Giving Up Everything
My friend Skip tells me he would give all his wealth, all his success, everything he has, just for one more conversation with his mother and his dad. Our wealth lies in those we love, not the things we acquire. It’s acutely obvious to me today, more than ever.
As I look back, regrets in my mind, I see too many times when my mom did not receive the respect she earned and deserved, whether it be teen years of rolling my eyes or talking back, or dismissing her wishes in her older years. In an instant, those regrets sting.
Today, though my heart hurts, I celebrate my own mother, and the mothers around this earth. Being a mom can be a thankless job, brutally difficult at times, yet amazingly rewarding. There is no possible way to accommodate all the sacrifices these women make on our behalf, so the least we can do is give them our time and attention today.
Join me as I toast my own mom, and those around us today.
PS: My pastor often talks about how the world’s religions make us think we can earn our way into heaven. Yet heaven is for perfection, and perfection can only come through your life being substituted by the perfect one. It’s not about earning. No one is good enough to earn their way. It’s about accepting the gift of Christ.
Not one doubt enters my mind on this day when a celebration is taking place, with big smiles as my mom enters the Kingdom to see those who went before her. Though I rarely talk about my faith here, because people tend to take offense (not my intent), today, in honor of my mom and her Maker, I celebrate with her.

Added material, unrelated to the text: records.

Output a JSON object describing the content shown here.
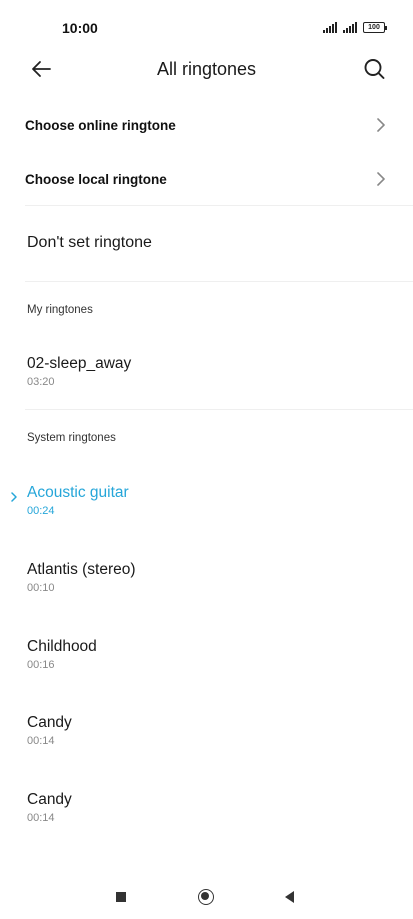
{
  "status": {
    "time": "10:00",
    "battery": "100"
  },
  "header": {
    "title": "All ringtones"
  },
  "menu": [
    {
      "label": "Choose online ringtone"
    },
    {
      "label": "Choose local ringtone"
    }
  ],
  "no_ringtone_label": "Don't set ringtone",
  "my_ringtones": {
    "header": "My ringtones",
    "items": [
      {
        "name": "02-sleep_away",
        "duration": "03:20"
      }
    ]
  },
  "system_ringtones": {
    "header": "System ringtones",
    "items": [
      {
        "name": "Acoustic guitar",
        "duration": "00:24",
        "selected": true
      },
      {
        "name": "Atlantis (stereo)",
        "duration": "00:10"
      },
      {
        "name": "Childhood",
        "duration": "00:16"
      },
      {
        "name": "Candy",
        "duration": "00:14"
      },
      {
        "name": "Candy",
        "duration": "00:14"
      }
    ]
  },
  "colors": {
    "accent": "#25a6d9",
    "text": "#1a1a1a",
    "secondary": "#888888"
  }
}
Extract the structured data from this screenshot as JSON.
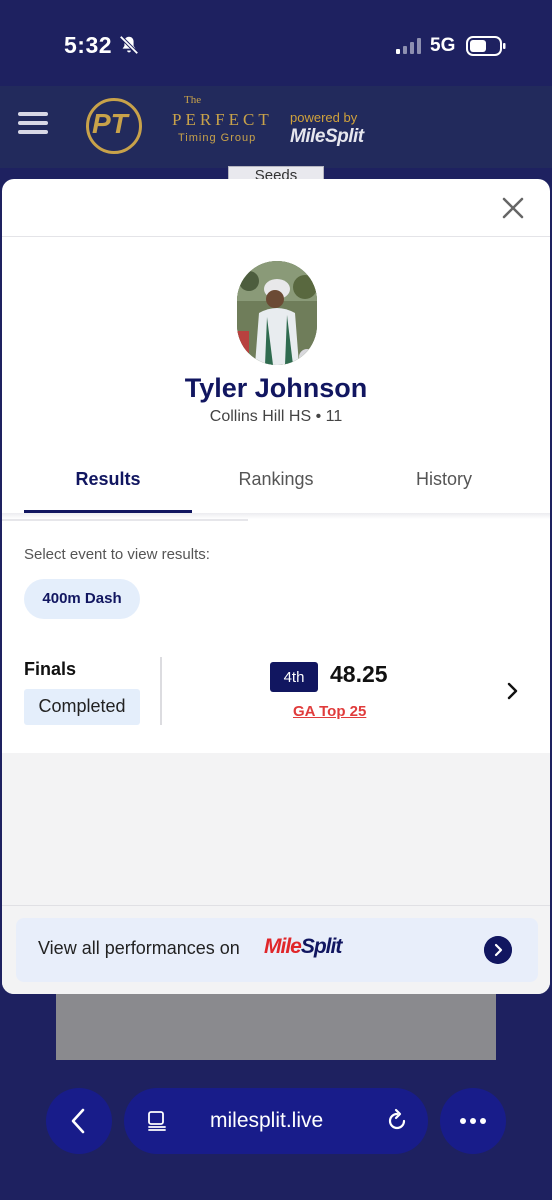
{
  "status_bar": {
    "time": "5:32",
    "network": "5G",
    "icons": [
      "bell-muted-icon",
      "signal-icon",
      "battery-icon"
    ]
  },
  "app_header": {
    "logo_the": "The",
    "logo_perfect": "PERFECT",
    "logo_timing": "Timing Group",
    "logo_monogram": "PT",
    "powered_by": "powered by",
    "milesplit": "MileSplit"
  },
  "background": {
    "seeds_tab": "Seeds"
  },
  "modal": {
    "athlete": {
      "name": "Tyler Johnson",
      "meta": "Collins Hill HS • 11"
    },
    "tabs": [
      {
        "label": "Results",
        "active": true
      },
      {
        "label": "Rankings",
        "active": false
      },
      {
        "label": "History",
        "active": false
      }
    ],
    "select_label": "Select event to view results:",
    "event_chip": "400m Dash",
    "result": {
      "round": "Finals",
      "status": "Completed",
      "place": "4th",
      "mark": "48.25",
      "ranking_link": "GA Top 25"
    },
    "footer": {
      "text": "View all performances on",
      "logo_mile": "Mile",
      "logo_split": "Split"
    }
  },
  "browser": {
    "url": "milesplit.live"
  },
  "colors": {
    "navy": "#111660",
    "status_bg": "#1e2160",
    "accent_red": "#e03b3b",
    "chip_bg": "#e4eefb",
    "gold": "#c8a24a"
  }
}
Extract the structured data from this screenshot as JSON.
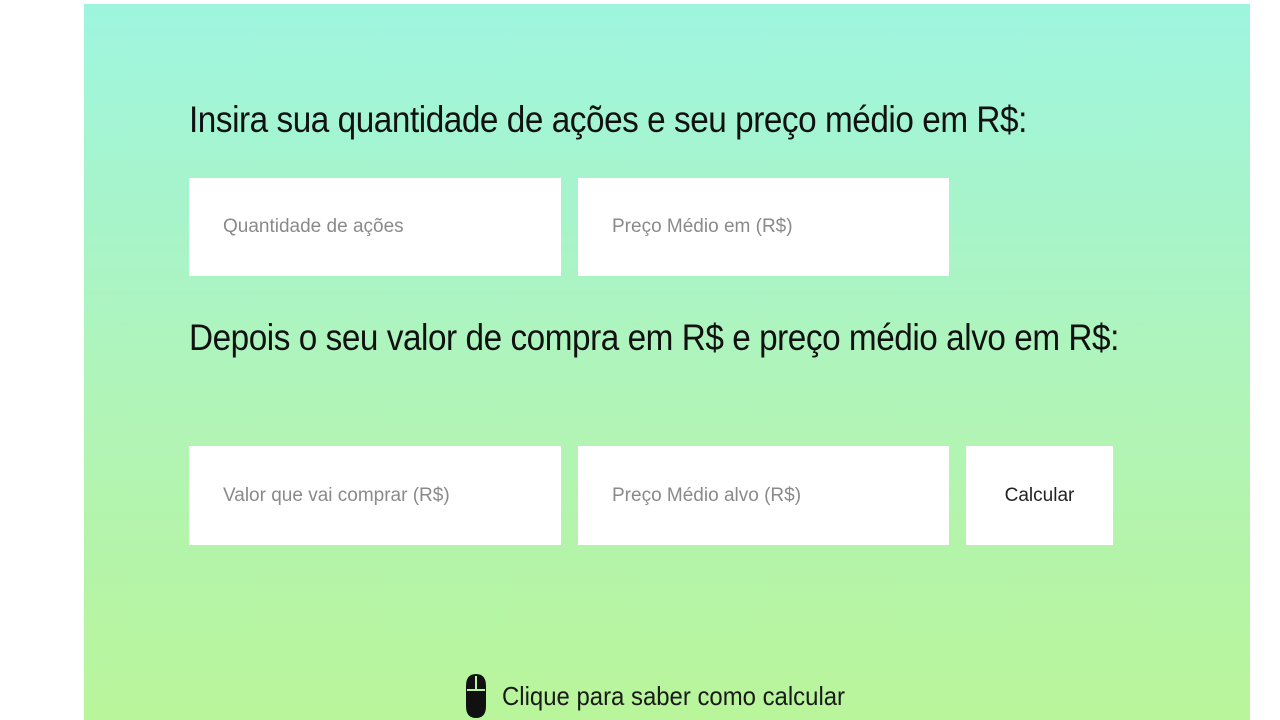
{
  "section1": {
    "heading": "Insira sua quantidade de ações e seu preço médio em R$:",
    "quantity_placeholder": "Quantidade de ações",
    "avg_price_placeholder": "Preço Médio em (R$)"
  },
  "section2": {
    "heading": "Depois o seu valor de compra em R$ e preço médio alvo em R$:",
    "buy_value_placeholder": "Valor que vai comprar (R$)",
    "target_price_placeholder": "Preço Médio alvo (R$)",
    "calculate_label": "Calcular"
  },
  "hint": {
    "icon": "mouse-icon",
    "label": "Clique para saber como calcular"
  },
  "colors": {
    "gradient_top": "#9ef5df",
    "gradient_bottom": "#b9f59a",
    "text": "#111111"
  }
}
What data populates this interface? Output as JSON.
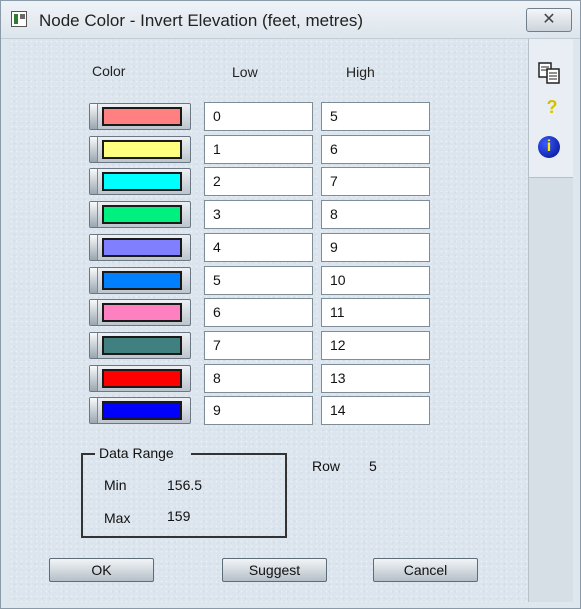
{
  "window": {
    "title": "Node Color - Invert Elevation (feet, metres)",
    "close_glyph": "✕"
  },
  "side_icons": [
    {
      "name": "copy-icon"
    },
    {
      "name": "help-icon",
      "glyph": "?"
    },
    {
      "name": "info-icon",
      "glyph": "i"
    }
  ],
  "headers": {
    "color": "Color",
    "low": "Low",
    "high": "High"
  },
  "rows": [
    {
      "color": "#ff8080",
      "low": "0",
      "high": "5"
    },
    {
      "color": "#ffff80",
      "low": "1",
      "high": "6"
    },
    {
      "color": "#00ffff",
      "low": "2",
      "high": "7"
    },
    {
      "color": "#00f080",
      "low": "3",
      "high": "8"
    },
    {
      "color": "#8080ff",
      "low": "4",
      "high": "9"
    },
    {
      "color": "#0080ff",
      "low": "5",
      "high": "10"
    },
    {
      "color": "#ff80c0",
      "low": "6",
      "high": "11"
    },
    {
      "color": "#408080",
      "low": "7",
      "high": "12"
    },
    {
      "color": "#ff0000",
      "low": "8",
      "high": "13"
    },
    {
      "color": "#0000ff",
      "low": "9",
      "high": "14"
    }
  ],
  "data_range": {
    "title": "Data Range",
    "min_label": "Min",
    "min_value": "156.5",
    "max_label": "Max",
    "max_value": "159"
  },
  "row_info": {
    "label": "Row",
    "value": "5"
  },
  "buttons": {
    "ok": "OK",
    "suggest": "Suggest",
    "cancel": "Cancel"
  }
}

Tears and grief cannot overcome the joy I feel for her at this moment, making this the perfect Mother’s Day for her.